to hold the chancellorship. Born in Luebeck in 1913, Brandt first joined
the SPD in 1930 and later joined a smaller leftist grouping, the Socialist
Workers Party (Sozialistiche Arbeiterpartei--SAP). After Hitler came to
power, Willy Brandt emigrated to Norway, where he became a citizen and worked
as a journalist. After Germany occupied Norway in 1940, he fled to Sweden.
Willy Brandt returned to Germany after the war as a news correspondent and later
as a Norwegian diplomat in Berlin. After he had again assumed German citizenship,
Willy Brandt rejoined the SPD in 1947.
He became mayor of Berlin in 1957 and
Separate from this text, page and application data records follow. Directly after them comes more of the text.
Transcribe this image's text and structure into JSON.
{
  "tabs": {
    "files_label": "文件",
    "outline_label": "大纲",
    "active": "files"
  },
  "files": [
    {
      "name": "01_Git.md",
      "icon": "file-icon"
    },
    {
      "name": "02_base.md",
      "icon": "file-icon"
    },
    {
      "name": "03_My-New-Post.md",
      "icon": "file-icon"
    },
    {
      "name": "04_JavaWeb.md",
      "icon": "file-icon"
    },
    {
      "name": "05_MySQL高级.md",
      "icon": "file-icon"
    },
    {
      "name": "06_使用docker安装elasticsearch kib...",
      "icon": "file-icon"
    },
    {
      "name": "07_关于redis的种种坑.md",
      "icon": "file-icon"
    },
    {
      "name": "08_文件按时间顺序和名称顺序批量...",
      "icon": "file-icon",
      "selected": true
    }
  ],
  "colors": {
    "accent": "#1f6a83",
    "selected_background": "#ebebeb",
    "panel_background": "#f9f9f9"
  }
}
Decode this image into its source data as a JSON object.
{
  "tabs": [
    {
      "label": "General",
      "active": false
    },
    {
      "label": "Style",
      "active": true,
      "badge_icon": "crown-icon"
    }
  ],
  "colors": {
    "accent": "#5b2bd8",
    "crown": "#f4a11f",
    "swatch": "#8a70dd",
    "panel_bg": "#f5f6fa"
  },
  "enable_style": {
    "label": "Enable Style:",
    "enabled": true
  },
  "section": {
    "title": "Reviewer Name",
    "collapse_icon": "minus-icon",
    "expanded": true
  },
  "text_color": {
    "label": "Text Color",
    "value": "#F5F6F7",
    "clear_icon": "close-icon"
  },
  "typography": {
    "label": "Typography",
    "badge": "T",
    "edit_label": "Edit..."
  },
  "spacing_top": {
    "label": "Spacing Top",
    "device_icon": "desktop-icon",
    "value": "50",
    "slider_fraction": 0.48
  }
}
was the SPD candidate for the chancellorship in 1961. In the late 1950s,
Brandt was a principal architect of the SPD's rejection of its Marxist
past and adoption of the Bad Godesburg Program, in which the party accepted
the free-market principle. The triumph of the CDU/CSU in the 1957 national
elections and widespread and increasing prosperity made such a step necessary
if the SPD were to win the electorate's favor. In 1964 Brandt became the
chairman of the SPD. From 1966 to 1969, he served as minister for foreign
affairs and vice chancellor in the Grand Coalition.
When Brandt became chancellor in 1969, he proposed a new policy toward
the communist states of Eastern Europe; this policy later became known
as Ostpolitik (policy
toward the East). In recognition of his efforts toward détente in Europe,
he received the Nobel Prize for Peace in 1971. In the early 1970s, Brandt
also engineered a package of treaties that normalized the FRG's relations
with the Soviet Union and with Poland, the GDR, and other Soviet-bloc
nations. He successfully withstood a vote of no-confidence in the Bundestag
in April 1972 and won the Bundestag elections in November 1972 with an
impressive relative majority of nearly 45 percent. Brandt resigned in
May 1974, shocked by the discovery that one of his personal assistants,
Guenter Guillaume, was a spy for the GDR.
In domestic policy, Willy Brandt and his FDP coalition partners initiated
legal reforms, including the passage of more liberal laws regarding divorce
and abortion, the latter reform generating intense public discussion.
Education reforms calling for new types of schools and for overhauling
administration of the universities were only partially carried out. Brandt
and his coalition partners were more successful in realizing their foreign
policy goals than in achieving their domestic aims.
- Willy Brandt
- Helmut Schmidt
- The Student
Movement and Terrorism
- The Greens